$329 per month/$3628 at signing
36 months/36,000 miles
Like the F-150, the Tacoma doesn't need lease specials to sell out. But if you live in California, Florida, or the surrounding areas, you can pick up this Double Cab SR5 V-6 for less than the aforementioned Maverick. This is an aggressive deal if your local Toyota dealers are asking over MSRP for new Tacomas, which remain wildly popular midsize pickups. If they aren't, it's likely better to purchase one outright, as Tacomas depreciate about as quickly as Porsche 911s—which is to say, they don't.
$299 per month/$1739 at signing
18 months/15,000 miles
Here's a lease we never thought we'd see—it's just a year and a half. For a nearly negligible down payment, Nissan will hand over a four-wheel-drive Frontier SV Crew Cab, equipped with the Technology and SV Convenience packages that bring bed lighting, a rail tie-down system, a heated steering wheel, and a suite of driver-assist technologies including adaptive cruise control. This is a phenomenal deal for a midsize truck that, despite its high marks, always seems stuck in the Tacoma's shadow. We wish more automakers offered leases as short and as cheap as this one. It's a great way to tell if you truly want to keep a truck long-term without overpaying. (If you don't mind being seen in a sedan, Nissan is also doing an 18-month lease on the Altima SV at $199/month with $1689 down.)
$519 per month/$8059 at signing
36 months/30,000 miles
Nissan won't get many takers by pairing a sky-high signing payment with the least popular full-size truck out there. If moving metal was the top priority, the Titan could benefit from some slightly more aggressive figures. And there is definitely a niche on which to capitalize—the Titan is the only pickup with a standard V-8. This lease is for a four-wheel-drive SV Crew Cab with splash guards and floor mats.

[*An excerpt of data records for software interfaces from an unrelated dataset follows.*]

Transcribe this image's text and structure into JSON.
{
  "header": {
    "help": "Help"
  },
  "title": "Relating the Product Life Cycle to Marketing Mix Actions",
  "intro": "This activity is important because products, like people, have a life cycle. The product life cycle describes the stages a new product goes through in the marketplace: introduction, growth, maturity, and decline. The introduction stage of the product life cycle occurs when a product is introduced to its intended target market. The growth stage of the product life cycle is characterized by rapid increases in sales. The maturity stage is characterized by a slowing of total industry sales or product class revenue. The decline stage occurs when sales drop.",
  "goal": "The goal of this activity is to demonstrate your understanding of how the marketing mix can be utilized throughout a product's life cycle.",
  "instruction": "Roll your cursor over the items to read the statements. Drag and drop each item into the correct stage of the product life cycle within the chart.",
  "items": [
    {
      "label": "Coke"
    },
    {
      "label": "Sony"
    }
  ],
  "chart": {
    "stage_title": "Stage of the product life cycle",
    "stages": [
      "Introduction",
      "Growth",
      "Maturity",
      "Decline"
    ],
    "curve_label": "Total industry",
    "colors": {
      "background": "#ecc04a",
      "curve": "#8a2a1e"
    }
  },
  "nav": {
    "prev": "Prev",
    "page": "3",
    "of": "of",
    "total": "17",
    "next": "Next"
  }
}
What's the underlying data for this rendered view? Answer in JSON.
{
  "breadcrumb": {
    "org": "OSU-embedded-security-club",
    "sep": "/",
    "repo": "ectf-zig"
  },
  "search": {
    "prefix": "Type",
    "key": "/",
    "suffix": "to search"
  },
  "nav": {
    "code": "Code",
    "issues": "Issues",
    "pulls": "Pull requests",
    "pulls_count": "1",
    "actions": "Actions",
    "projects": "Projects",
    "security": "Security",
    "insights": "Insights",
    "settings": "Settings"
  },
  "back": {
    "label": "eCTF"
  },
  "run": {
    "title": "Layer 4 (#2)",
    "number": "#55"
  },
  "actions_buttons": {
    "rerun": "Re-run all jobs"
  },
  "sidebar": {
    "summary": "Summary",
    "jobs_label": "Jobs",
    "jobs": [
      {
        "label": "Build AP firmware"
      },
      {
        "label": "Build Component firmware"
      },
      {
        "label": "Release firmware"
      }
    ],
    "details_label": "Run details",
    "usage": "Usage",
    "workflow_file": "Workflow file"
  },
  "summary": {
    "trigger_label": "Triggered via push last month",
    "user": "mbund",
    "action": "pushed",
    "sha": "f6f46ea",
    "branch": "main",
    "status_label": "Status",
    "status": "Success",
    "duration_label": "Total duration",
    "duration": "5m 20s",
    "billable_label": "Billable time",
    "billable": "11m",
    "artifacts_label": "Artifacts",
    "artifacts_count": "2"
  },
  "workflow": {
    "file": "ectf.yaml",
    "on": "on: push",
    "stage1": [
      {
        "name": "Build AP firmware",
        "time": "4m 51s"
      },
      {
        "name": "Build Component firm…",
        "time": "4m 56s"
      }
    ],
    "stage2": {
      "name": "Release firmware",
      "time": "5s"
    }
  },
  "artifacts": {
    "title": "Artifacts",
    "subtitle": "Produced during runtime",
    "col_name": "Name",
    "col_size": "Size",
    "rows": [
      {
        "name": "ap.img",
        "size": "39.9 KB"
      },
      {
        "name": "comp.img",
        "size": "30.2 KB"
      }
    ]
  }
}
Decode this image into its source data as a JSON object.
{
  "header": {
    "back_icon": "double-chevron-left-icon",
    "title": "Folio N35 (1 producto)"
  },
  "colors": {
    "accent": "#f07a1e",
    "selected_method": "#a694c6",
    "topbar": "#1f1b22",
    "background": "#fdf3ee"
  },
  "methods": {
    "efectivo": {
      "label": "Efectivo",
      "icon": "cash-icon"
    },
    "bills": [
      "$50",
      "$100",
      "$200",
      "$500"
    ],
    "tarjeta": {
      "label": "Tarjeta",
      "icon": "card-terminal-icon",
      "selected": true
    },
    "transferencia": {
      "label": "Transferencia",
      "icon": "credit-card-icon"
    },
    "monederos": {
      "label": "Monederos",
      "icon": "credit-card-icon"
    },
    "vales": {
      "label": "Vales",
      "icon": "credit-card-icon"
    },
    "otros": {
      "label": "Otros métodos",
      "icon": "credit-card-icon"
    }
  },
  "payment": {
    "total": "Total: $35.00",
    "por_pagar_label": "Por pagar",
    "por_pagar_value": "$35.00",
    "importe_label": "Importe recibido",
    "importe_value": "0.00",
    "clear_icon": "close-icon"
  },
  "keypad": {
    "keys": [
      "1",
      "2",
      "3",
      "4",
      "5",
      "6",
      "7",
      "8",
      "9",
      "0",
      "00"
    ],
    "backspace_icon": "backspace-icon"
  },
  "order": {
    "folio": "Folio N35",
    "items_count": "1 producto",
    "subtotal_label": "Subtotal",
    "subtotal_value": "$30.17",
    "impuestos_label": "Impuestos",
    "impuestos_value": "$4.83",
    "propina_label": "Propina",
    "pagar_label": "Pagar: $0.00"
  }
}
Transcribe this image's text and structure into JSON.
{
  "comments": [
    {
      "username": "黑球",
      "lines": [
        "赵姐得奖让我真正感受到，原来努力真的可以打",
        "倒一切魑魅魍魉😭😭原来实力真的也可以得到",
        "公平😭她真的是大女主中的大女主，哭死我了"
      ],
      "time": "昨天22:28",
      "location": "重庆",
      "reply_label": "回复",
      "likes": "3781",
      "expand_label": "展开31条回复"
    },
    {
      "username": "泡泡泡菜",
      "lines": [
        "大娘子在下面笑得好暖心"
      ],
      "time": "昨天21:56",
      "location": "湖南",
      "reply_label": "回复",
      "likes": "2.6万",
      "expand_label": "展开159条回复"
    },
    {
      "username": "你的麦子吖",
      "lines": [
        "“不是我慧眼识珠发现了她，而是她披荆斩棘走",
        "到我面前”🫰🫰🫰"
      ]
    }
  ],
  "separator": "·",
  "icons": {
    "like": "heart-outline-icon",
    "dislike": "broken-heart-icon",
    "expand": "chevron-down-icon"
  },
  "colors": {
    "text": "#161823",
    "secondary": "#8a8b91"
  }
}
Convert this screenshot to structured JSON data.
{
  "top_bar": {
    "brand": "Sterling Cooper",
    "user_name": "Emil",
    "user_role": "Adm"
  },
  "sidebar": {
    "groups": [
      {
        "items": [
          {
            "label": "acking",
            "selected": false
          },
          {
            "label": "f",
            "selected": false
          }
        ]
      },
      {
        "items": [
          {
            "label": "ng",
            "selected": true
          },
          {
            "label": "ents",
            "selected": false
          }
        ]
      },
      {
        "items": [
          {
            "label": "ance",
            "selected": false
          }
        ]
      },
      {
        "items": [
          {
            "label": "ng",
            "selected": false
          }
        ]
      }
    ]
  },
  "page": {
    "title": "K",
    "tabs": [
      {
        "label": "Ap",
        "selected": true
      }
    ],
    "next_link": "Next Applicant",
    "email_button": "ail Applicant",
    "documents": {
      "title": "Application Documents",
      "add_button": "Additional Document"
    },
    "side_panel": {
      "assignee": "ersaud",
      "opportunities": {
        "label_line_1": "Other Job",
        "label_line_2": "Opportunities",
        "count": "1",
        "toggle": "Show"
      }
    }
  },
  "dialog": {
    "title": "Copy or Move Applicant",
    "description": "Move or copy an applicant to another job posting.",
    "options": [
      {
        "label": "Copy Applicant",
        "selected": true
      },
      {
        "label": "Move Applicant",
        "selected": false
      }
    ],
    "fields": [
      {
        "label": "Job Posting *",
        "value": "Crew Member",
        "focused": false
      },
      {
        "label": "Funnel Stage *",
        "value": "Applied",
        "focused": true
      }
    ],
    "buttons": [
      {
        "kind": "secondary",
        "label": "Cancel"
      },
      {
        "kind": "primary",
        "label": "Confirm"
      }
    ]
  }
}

Clifford Atiyeh is a reporter and photographer for Car and Driver, specializing in business, government, and litigation news. He is vice president of the New England Motor Press Association and committed to saving both manuals and old Volvos.